So when Will’s patient faced potential death because there was no more O-negative (which had gone to his cousin, Nat’s patient), Nat organized an in-house blood drive where patients, doctors, nurses, and more were donating blood for those that needed it, including Will’s patient. When Maggie told him, the two shared a moment that reminded us why these two are going to end up together. It was so touching both as a means to help Will’s patient and Will.
As if that weren’t enough, the two had another moment as they were preparing to head home for the day. Will apologized for calling her emotional earlier, and Nat said that he sure does apologize to her a lot.
“There are very few people I care more about,” he tells her.
And the look shared between them is all we need to know…Manstead is rising. And we are ready for this ship to sail!
- This was one of the more emotional episodes of Chicago Med in a long time. And that’s saying something. This show isn’t known for going easy on the emotions. In fact, it’s rare when this show doesn’t leave me tearing up. But this episode was different. The weight of everything was so much more.
- I just wanted that burn victim to get to say goodbye to his wife. I had a feeling he wouldn’t get that chance, but I clung so desperately to it. And watching Choi go above and beyond to give him the opportunity – even though it was eventually too late – made my heart hurt.
- How do you decide who lives and who dies? That was, after all, the central message of this episode. It showed us an impossible situation and somehow these incredibly brave doctors were able to make a decision that I don’t know if I could ever make.
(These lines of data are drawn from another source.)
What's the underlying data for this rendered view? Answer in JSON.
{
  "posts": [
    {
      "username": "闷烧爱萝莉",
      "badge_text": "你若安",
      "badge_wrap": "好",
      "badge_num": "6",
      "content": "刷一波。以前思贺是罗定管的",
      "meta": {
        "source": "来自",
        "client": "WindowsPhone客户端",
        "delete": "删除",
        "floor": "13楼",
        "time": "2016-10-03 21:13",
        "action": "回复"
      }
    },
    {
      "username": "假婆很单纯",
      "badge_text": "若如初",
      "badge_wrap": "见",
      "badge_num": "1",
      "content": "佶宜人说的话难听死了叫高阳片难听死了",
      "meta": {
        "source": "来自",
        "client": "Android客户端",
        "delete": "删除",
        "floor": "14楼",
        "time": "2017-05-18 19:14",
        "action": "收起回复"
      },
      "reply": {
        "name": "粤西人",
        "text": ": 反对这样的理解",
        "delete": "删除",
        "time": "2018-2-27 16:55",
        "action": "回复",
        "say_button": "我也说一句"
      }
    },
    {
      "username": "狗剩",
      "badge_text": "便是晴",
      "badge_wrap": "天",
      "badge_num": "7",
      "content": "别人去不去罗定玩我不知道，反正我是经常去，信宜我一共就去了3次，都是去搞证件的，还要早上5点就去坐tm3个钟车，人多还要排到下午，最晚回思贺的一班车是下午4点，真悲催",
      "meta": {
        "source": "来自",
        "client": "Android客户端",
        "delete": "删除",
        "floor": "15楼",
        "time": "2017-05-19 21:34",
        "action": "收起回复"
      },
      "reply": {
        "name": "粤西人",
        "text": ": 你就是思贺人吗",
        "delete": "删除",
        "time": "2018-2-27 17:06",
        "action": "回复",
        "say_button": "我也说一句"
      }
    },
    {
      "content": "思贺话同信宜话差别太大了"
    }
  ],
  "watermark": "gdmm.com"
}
- Leave it to Chicago Med to give us some Manstead in the midst of emotional turmoil. It was the furthest thing from my mind – and I doubted that it would be a focus – but Chicago Med is so damn good at weaving these character stories in so flawlessly with these cases. Even this one. I’m convinced more than ever that Manstead is rising.
- It was satisfying to watch Dr. Charles give it to his Kellogg patient. This guy caused a scene in the middle of a waiting room. Faked his suicide. And got admitted to Med. That rat bastard. But Charles got in his face in one of the more emotionally satisfying moments of the episode.
Chicago Med airs Thursdays at 9/8c on NBC.